Unmeasured volcanoes

Thirty-four out of the 91 top-ranking volcanic SO2 sources30 have never been characterised for volcanic gas composition (Table 1). These include four of the top-ten ranking volcanic SO2 emitters30 (Bagana, Rabaul and Manam in Papua New Guinea, and Aoba in the Vanuatu archipelagos; Fig. 4). To indirectly infer the molar CO2/ST ratio gas signature of each of these 34 volcanoes, we use the averaged (mean) trace-element composition of the corresponding volcanic rocks. To this aim, as in earlier work36, we extract trace-element information (Ba, La, Sr, Nd, U and Th whole-rock concentrations) either from the Earthchem data-portal (, or from other sources (for volcanoes that do not appear on Earthchem) (see Table S1). Mafic to intermediate (<55% SiO2) rocks are only considered, same as in other work109. From these, we calculate, for each volcano, the mean (±1 SD) of the Ba/La whole-rock ratios (Sr/Nd and U/Th ratios were also calculated; see Table S1). These ratios, in combination with the gas vs. whole-rock relationships illustrated in Figs 13, are finally used, to predict the characteristic volcanic gas CO2/ST ratio signature for each of the 34 “unmeasured” volcanoes.

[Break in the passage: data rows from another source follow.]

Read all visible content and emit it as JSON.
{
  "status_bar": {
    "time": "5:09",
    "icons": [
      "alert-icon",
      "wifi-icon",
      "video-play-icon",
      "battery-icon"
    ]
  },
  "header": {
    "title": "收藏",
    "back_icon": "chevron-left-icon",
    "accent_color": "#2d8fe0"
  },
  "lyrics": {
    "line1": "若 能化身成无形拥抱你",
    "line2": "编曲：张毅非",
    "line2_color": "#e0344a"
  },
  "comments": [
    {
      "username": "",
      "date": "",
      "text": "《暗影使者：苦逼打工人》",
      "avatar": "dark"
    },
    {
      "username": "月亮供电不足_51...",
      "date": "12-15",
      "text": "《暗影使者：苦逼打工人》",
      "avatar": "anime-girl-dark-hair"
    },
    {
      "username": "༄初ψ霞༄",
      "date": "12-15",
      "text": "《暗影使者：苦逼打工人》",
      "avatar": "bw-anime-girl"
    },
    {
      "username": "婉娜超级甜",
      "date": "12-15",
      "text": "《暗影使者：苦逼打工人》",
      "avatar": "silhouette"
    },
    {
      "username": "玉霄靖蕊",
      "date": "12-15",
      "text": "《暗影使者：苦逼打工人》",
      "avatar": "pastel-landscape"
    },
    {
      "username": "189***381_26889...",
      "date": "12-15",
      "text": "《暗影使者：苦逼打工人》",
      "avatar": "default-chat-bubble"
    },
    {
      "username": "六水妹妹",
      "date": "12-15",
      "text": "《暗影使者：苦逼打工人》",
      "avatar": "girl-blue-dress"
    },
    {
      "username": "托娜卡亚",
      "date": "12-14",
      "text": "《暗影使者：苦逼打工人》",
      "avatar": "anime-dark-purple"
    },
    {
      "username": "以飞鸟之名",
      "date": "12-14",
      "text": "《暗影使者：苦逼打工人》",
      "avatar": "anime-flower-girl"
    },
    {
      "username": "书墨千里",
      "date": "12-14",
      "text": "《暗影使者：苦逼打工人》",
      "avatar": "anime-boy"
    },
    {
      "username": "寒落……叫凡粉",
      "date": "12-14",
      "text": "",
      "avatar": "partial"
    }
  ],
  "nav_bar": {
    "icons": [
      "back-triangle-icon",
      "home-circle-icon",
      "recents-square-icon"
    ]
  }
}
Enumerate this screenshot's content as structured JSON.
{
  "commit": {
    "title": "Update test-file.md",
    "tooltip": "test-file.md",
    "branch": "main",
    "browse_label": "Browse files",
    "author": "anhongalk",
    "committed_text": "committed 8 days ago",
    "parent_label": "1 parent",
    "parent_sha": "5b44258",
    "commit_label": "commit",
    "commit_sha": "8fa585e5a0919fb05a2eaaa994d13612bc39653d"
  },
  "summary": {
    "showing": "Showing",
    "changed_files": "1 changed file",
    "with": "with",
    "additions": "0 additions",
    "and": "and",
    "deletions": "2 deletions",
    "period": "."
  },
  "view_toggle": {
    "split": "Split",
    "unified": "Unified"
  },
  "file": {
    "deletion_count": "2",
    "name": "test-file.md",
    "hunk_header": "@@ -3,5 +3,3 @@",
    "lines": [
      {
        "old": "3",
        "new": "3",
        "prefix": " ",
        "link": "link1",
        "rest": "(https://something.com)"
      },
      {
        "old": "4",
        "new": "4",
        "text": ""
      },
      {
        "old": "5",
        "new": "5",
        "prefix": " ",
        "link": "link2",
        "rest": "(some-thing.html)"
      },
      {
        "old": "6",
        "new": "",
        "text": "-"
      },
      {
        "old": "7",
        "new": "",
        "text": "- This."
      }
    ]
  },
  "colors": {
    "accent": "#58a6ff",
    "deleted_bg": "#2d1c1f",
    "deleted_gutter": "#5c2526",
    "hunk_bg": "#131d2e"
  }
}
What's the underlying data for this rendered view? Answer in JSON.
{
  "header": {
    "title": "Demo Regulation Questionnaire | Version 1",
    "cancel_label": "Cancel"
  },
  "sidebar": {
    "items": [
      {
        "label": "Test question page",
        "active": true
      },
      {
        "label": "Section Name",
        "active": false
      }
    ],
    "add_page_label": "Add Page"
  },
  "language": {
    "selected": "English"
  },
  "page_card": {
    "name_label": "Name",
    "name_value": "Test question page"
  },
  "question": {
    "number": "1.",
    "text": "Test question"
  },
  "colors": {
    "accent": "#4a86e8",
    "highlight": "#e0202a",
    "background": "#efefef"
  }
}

The procedure is exemplified in Fig. 1 for the Pacaya volcano example. We select Pacaya because the recently obtained gas compositions46 can serve as a test of the methodology. The initial step involves establishing the relationship between CO2/ST gas ratios and whole-rock Ba/La ratios, using data for volcanoes for which both gas and trace element data are available (see Fig. 1; Table S1). The CO2/SO2 vs. Ba/La relationship can be established at the scale of individual arc segments (e.g., Figs 1 and 2), or for volcano Groups36 (Groups 1 or 2) (Fig. 3). For the Pacaya example, we rely on gas/whole-rock information for the well-characterised Central American Volcanic Arc (CAVA; Fig. 1). Secondly, we use regression analysis to fit the gas vs. trace-element association via either a (i) linear or (ii) logarithm regression model (Fig. 1). We find that linear regression yields the best data fit in the majority of the cases (see the Pacaya example, Fig. 1a,b), and this regression model is used throughout unless where indicated (see Table S1). We also find that data fitting is systemically optimised when the DMM composition is included in the fitting procedure (compare Fig. 1a,b), and this option is maintained throughout. Note, however, the method output (e.g., the outputted CO2/ST ratio) is poorly sensitive to this choice (see Table 2). Finally, the adopted regression model function (RM3 in the Pacaya example; Fig. 1 and Table 2) is used to calculate a “predicted” gas CO2/ST from available Ba/La information (Fig. 1). The confidence interval or delta, calculated from the regression line and one standard deviation about the regression, is taken as a proxy for the uncertainty in the predicted CO2/ST ratios. Uncertainty on the predicted ratios, as derived, incorporates (although indirectly) uncertainty/variability in “measured” gas CO2/ST ratios (average uncertainty at 1σ, ~26%) and whole-rock Ba/La ratios (average uncertainty at 1σ, ~16%) (see Table S1). In the specific Pacaya example (Fig. 1 and Table 2), our “predicted” gas CO2/SO2 ratio (1.4 ± 0.75) matches well the recently measured45 magmatic gas range (CO2/SO2 ratio of 1.1 ± 1.0). Our tests show that remarkably similar CO2/SO2 ratios (see Table 2) are obtained using other trace-element slab fluid tracers, such as the Sr/Nd ratio (Fig. 1c). We opt in the following for the Ba/La regression model because (i) La is more frequently available than Nd in the Earthchem dataset for the majority of the volcanoes, and (ii) use of the Sr/Nd ratio requires a priori knowledge of volcano affinity for a specific Group (Group 1 and 2 typically exhibit diverse distributions in a CO2/SO2 vs. Sr/Nd scatter plot; see Fig. 1c). This latter information is frequently not a priori available (see below). The same procedure is applied to all unmeasured volcanoes (Table S1a), and the “predicted” ratios (assumed to correspond to CO2/SO2) are combined with SO2 flux results to ultimately infer the CO2 fluxes (Table 1).